Reviewed by: Nick

Glen Grant Majors Reserve

I freely admit, as I begin this review, that my primary motivation when purchasing this bottle was the fact that it was cheap. In fact, I recall as a broke uni student I had bought it for exactly the same reason. I also remember not being overly impressed. However, these days, with a more… ahem… experienced palate, surely I would find something to enjoy in Glen Grant’s entry level release. Surely there was more to this whisky than simply being cheap.

Upon opening the plain packaging I discovered a rarity in the single malt world: a screw top lid. Now, I can forgive them this because, after all, they’re indirectly saving the planet with such an approach, however this fact did nothing to shake the ‘cheap’ tag. Only one thing could: the flavour… and it let me down.

The nose has that cloying red-label-esque sweetness of lemon dish detergent alongside toffee-apple and honey notes. It is passable but not memorable. The palate is pretty rough, though offers some nice barley notes set against oak and vanilla. It is typical Speyside fare, though far from one of my favourites. The finish is spicy, malty and a little buttery. Again, nothing offensive but equally, nothing special.

The Glen Grant Major’s reserve is a whisky that epitomises its price point. It doesn’t punch above its weight but it also remains fairly quaffable. It is a cheap single malt and tastes as such. But hey, on the plus side, at least it doesn’t cost much!



Ardbeg returns from space!

Posted by: Nick

My good friend and drinking guru Scott once successfully fooled me into believing the bottle of Ardbeg Galileo he was pouring me a nip of had actually been into space. As in the very bottle he held in his hand. I was naturally overawed and sipped my drink reverently, commenting stupidly how the lack of atmosphere did not diminish it’s peaty flavours. He eventually came clean and confessed the reason that it’s peaty flavours were undiminished was because it had never actually left earth. It was created in honour of the Ardbeg space project, where a barrel had indeed been sent into space. I had just not been drinking it.

Fast forward to the present and the Ardbeg space program has now landed! Three years and 15 570 orbits later, a barrel of Ardbeg’s finest is currently being inspected by men in white coats, and of course, Ardbeg whisky creator, Dr Bill Lumsden, to find out about the effects of zero gravity on the maturation process. The question remains, however, what will these effects be? Will my learned whisky drinking friend Bonnie be correct in her assertion that the whisky would have spent three years in a ball in the centre of the barrel, not interacting with the wood at all? Or could this be the birth of a new super-whisky?

What is certain, however, is that Ardbeg are celebrating in the best way possible – by bringing out a new release of their famous (and currently out of stock) Supernova!
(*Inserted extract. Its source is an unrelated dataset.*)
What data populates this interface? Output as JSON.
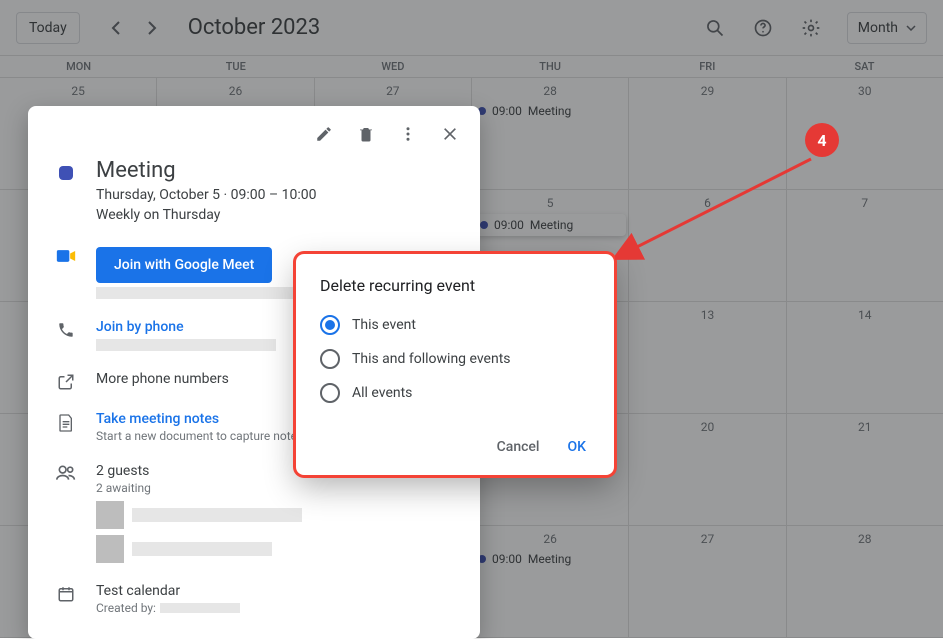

Plus, you can play an Islay-themed version of space invaders, so it’s worth checking out the site simply for enjoyable procrastinatory reasons alone!

Space travel and Islay-whisky. Life surely does not get more exciting than this.

Ardbeg in space